Prince William and Kate of House Cambridge made an announcement today: 


Will and Kate’s trip to Belize, Jamaica, and the Bahamas is not a surprise. It’s been speculated for weeks that they’d be heading there in March. Today a full itinerary was released and you can read more about it here. This comes at the end of Kate’s two-day trip to Denmark on her own. 

But, um, it’s an interesting time to confirm the tour, non? 

Pretty sure we all know what the biggest headline around the world is right now: Russia invaded Ukraine, there’s a war happening and of course, that doesn’t mean everything has to stop, but my point is about public relations and communications strategy. Certainly there was always a plan to make this announcement today, right after Kate’s trip to Denmark, but the goal for PR and coms experts is to maximise the message, so they always have to consider last minute adjustments, depending on any given situation, and new developments that could affect them. 


Why, then, given that the whole news cycle right now is being dominated by what’s happening in Ukraine and Russian aggression, did they decide to move ahead with the original game plan and release this today even though the announcement about the tour would not get nearly the same amount of play? This is the inside baseball of royal communications strategy I’m interested in. 
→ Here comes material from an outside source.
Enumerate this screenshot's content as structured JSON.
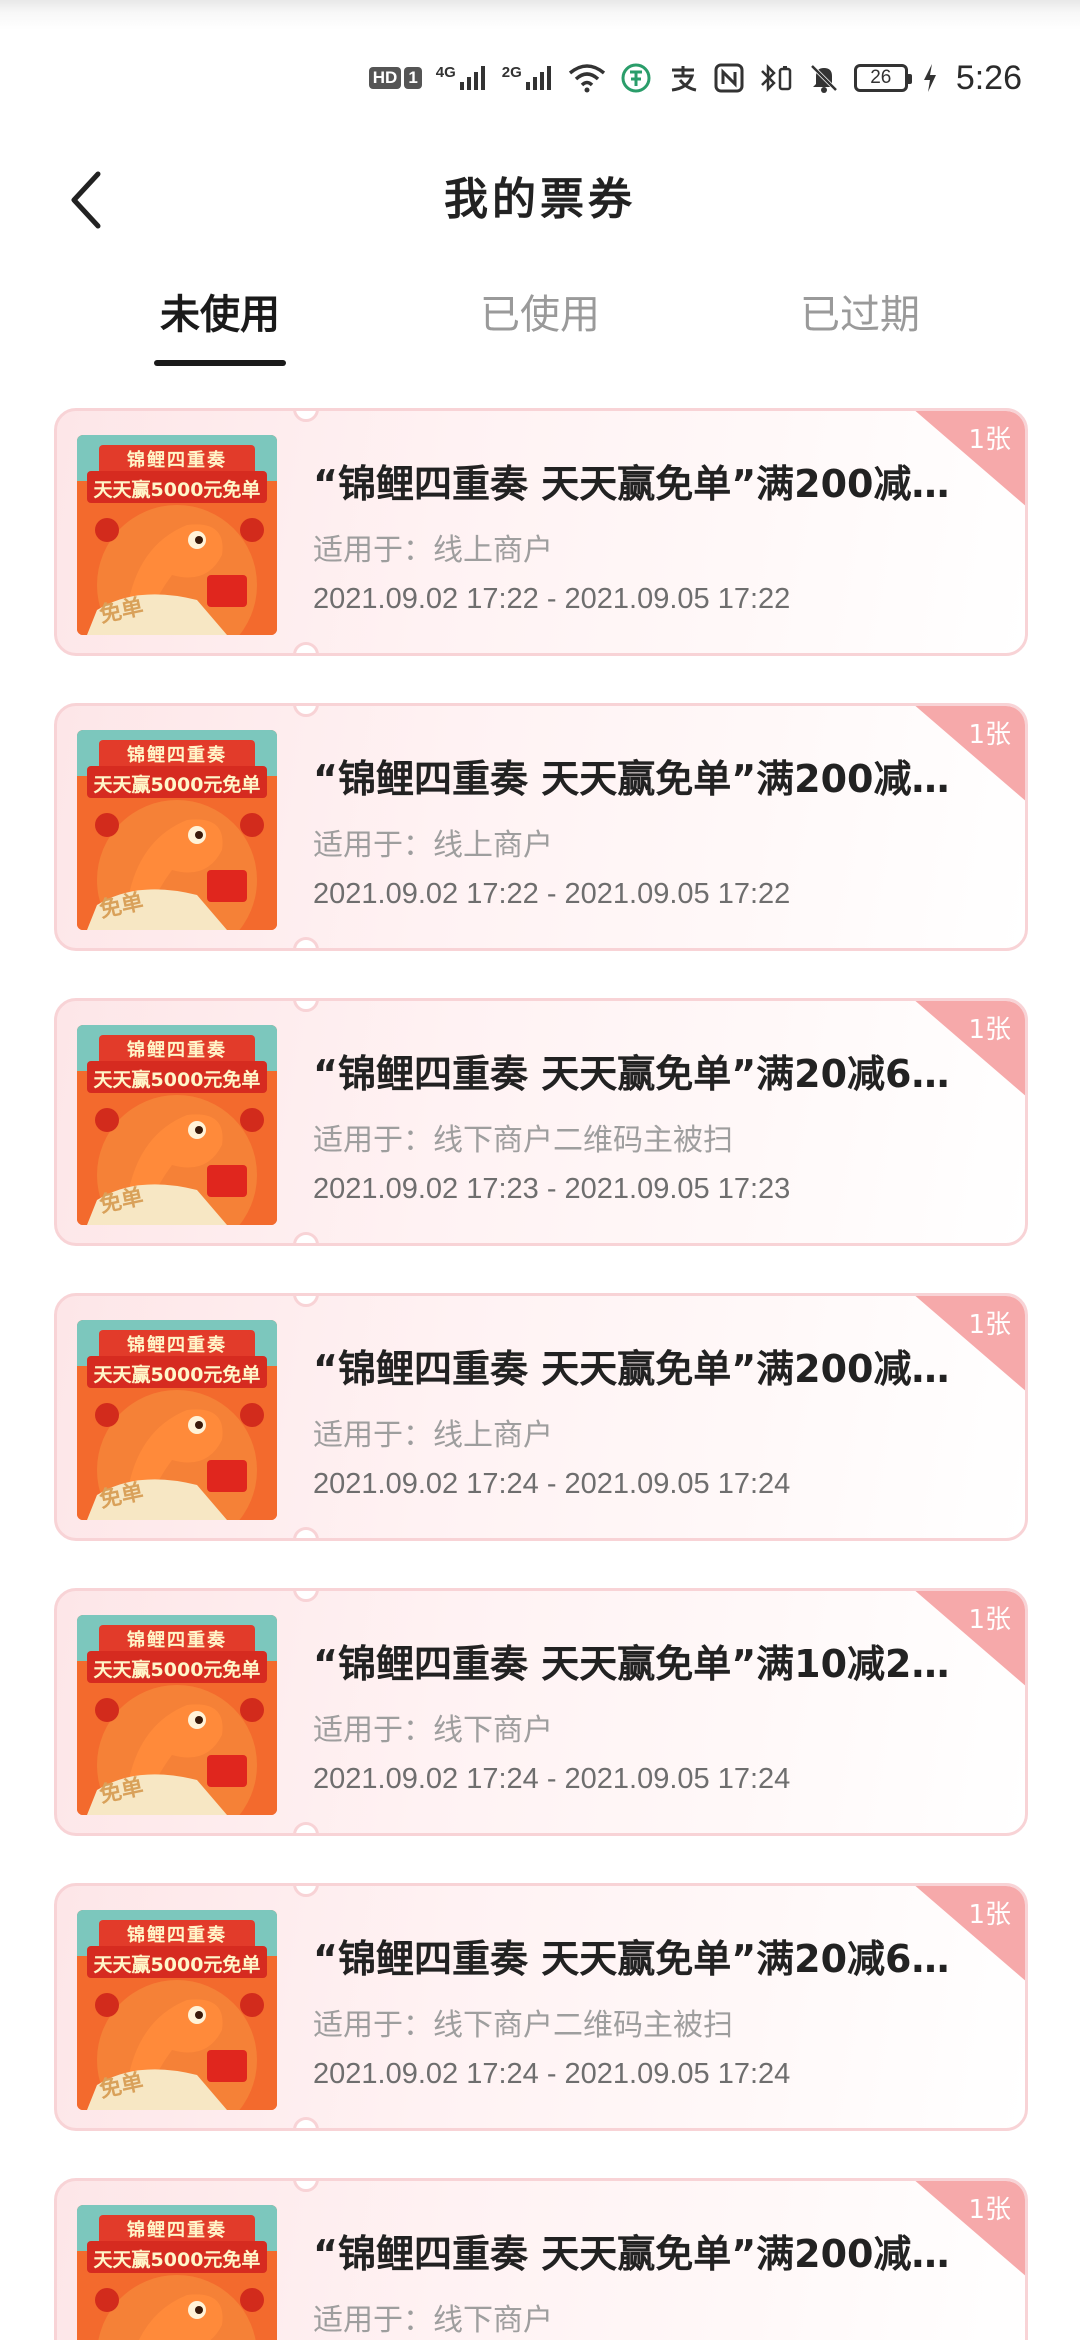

Did they deliberately want a more muted response to the tour? Or did they think that the story would still make an impact even though the world is preoccupied with the situation in Ukraine? Was it even a consideration that maybe the news about Will and Kate going island hopping wouldn’t land all that positively on a day when geopolitics is severely destabilised and footage is being beamed around the world of families being torn apart and displaced? 


I’m not saying the tour shouldn’t happen. I’m not saying it’s a bad thing. Tours are what royals do. My point is just about the timing and the work process behind the release today – because you know how the internet works and social media in particular. People have reactions, and those reactions can change depending on cultural, social, and political mood. It’s the responsibility of PR experts to assess that mood, to understand the conditions in which an announcement will be made. That’s why TV networks have, for example, pulled episodes that might coincidentally deal with fictional tragedies when similar tragedies have occurred in the real world. 

Pretty sure most would agree that today isn’t the ideal day for the British royals to be talking about touring Belize, Jamaica and The Bahamas. But they assessed it and determined that today was better than not. I guess they have their reasons. I’m so curious about what they are.